Attorney Jerry Summers said allowing Mr. Long to be released would help him prepare for the May 13 trial date as well as review several hours of secretly recorded video and audiotapes.
“The officials in Bradley County have been very cooperative, but it is hard,” Mr. Summers said. “There is a considerable amount of material on audio and video that the government has provided us. They may provide some more, and we may provide some to them.”
Mr. Long, 55, appeared before U.S. Magistrate Judge Bill Carter on Wednesday and pleaded not guilty to all charges listed in a 28-count federal indictment that includes extortion, money laundering, drug trafficking and providing a weapon to a convicted felon.
Mr. Summers said he will subpoena a “cooperating witness,” who has been identified as the Rev. Eugene Overstreet, for the detention hearing.
Assistant U.S. Attorney Gary Humble declined to say if he would oppose Mr. Long’s release or if he would attempt to quash the subpoena.
Mr. Long is accused of accepting 12 payments totaling $17,400 from undercover agents posing as representatives of convenience store owners from whom the former sheriff is charged with extorting money in lieu of an unfulfilled campaign contribution.
The undercover agents told Mr. Long the payments were from ethnic Indians to protect their video poker business, according to a U.S. Justice Department news release.
Federal agents then introduced Mr. Long to what he believed was a drug trafficking and money laundering operation, in which the then-sheriff accepted six cash payments totaling $26,550 in exchange for laundering $525,000 in drug proceeds and distributing 10 kilograms of cocaine with the help of a cooperating witness, the release states.

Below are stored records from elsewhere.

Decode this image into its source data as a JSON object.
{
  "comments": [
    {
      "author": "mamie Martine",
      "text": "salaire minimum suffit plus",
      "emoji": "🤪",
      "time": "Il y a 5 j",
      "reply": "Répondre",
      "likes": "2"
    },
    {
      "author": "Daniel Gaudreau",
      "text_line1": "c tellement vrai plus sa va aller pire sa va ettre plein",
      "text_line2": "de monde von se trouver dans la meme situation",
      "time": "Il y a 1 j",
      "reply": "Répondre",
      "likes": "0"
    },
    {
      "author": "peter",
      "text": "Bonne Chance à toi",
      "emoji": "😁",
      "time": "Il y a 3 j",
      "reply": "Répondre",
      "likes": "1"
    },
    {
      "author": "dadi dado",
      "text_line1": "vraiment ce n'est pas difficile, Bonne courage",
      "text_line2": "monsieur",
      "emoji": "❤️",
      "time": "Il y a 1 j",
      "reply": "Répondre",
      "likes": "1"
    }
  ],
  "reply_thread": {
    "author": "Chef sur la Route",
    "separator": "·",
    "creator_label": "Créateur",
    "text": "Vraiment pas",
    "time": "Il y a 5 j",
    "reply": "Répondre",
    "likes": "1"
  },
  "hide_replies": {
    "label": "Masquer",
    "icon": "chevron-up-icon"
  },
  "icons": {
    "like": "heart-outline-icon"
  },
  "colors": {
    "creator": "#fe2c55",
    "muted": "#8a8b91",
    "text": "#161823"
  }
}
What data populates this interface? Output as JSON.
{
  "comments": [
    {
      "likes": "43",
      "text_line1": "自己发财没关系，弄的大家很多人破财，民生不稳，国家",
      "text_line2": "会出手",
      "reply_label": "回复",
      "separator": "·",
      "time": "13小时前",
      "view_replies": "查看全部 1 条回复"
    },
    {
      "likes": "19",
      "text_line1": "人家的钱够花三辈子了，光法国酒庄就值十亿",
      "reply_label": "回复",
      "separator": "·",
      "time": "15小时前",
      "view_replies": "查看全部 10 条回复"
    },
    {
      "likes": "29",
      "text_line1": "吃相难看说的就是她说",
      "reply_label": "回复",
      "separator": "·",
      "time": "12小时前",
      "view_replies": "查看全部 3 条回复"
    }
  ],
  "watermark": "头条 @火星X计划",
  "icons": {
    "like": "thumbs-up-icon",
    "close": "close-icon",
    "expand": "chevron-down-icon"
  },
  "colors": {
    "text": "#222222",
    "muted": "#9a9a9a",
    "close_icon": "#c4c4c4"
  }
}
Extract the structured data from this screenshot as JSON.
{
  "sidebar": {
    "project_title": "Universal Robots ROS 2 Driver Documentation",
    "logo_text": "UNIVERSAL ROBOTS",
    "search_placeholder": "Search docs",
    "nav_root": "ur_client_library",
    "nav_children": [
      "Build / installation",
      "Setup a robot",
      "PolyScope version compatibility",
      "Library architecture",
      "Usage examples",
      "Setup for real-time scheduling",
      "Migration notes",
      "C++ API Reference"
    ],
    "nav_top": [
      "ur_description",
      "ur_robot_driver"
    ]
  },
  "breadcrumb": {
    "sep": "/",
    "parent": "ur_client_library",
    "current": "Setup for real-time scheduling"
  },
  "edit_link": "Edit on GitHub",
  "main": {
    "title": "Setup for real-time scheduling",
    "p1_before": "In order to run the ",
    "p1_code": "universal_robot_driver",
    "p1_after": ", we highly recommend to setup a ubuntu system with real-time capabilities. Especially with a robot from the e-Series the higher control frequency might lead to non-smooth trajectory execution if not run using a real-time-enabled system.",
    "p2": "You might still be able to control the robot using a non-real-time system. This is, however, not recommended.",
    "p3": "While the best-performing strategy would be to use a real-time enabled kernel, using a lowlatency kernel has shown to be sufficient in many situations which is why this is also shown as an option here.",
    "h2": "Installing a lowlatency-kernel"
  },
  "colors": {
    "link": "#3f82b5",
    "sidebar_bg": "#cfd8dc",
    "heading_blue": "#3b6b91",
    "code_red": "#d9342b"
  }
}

Mr. Long faces a mandatory minimum sentence of 10 years in a federal prison and a maximum sentence of life if he is convicted of possessing with the intent to distribute more than 5 kilograms of cocaine.
He also faces up to a $4 million fine for the cocaine charge.
Mr. Long’s charge of possession of a gun in furtherance of drug trafficking carries a mandatory minimum five years in prison that must be served consecutively to the drug trafficking charge if he is convicted of both.
The extortion and money laundering charges each carry up to 20 years in prison and a $250,000 fine.
If Mr. Long is convicted of providing a gun to a convicted felon, he faces up to 10 years in prison and a $250,000 fine, Justice Department officials said.
If Mr. Long intends to enter into a plea agreement with prosecutors, he must agree to do so by May 2, Judge Carter said.
Mr. Summers said he believes it is important for Hamilton County residents to understand that Mr. Long’s arrest should not tarnish the reputation and integrity of other officers.
“According to our investigation, the facts and circumstances surrounding this thing indicates that no one in the Hamilton County sheriff’s office is involved in these allegations,” he said.
No date has been set for the detention hearing. Judge Carter suggested that Mr. Summers file a written request and one would be scheduled.